“You ran out of money? How could that happen? I went over those budget numbers again and again.”
“Look, Nicholas. We really appreciate your help on this, but you’re a volunteer. You don’t understand the workings of city government. There are overruns and unforeseen circumstances and requisitions and whatnot.”
“Mayor, I know how to read a budget. I’m an attorney…”
“Not yet, you still haven’t finished school and passed the bar.”
“I’m almost an attorney. I’m not stupid. What happened to the ring money.”
Teddy looked around again. “We had to use it on another roundabout.”
“I can’t say.”
Nicholas studied him for a moment and then his eyes got wide. “Last month when someone drove through the roundabout on mainstream and didn’t stop, someone claimed the car had a municipal license plate.” His voice got louder. “Is that where the money went?”
“Keep it down!” The Mayor looked around to make sure no one heard. “Things happen Nicholas. Good things and bad things.” He paused and gestured towards the sculptures all around them. “And if you want good things to keep happening to you, let this go. We’ll find some money next year to build the ring.”
“Let’s hope no city vehicles find their way into this roundabout in the meantime,” he answered.
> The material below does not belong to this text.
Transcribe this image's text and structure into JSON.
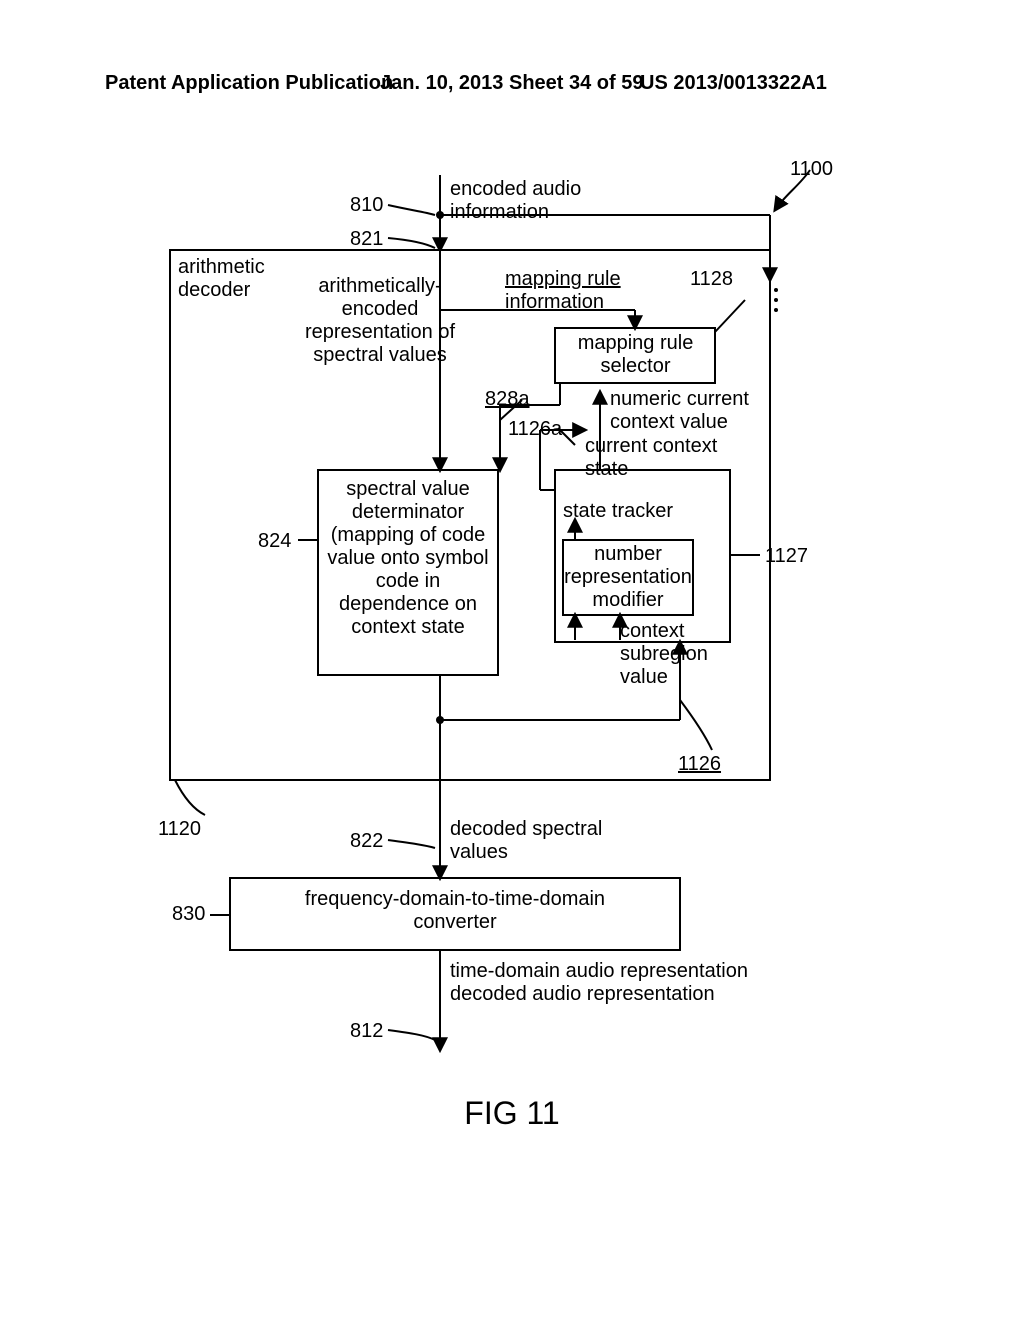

That pissed Teddy off, but he knew the young man was right. And he knew he needed his silence for the time being. And since Cecilia Kennedy was a major campaign donor, so he would indulge Nicholas for now.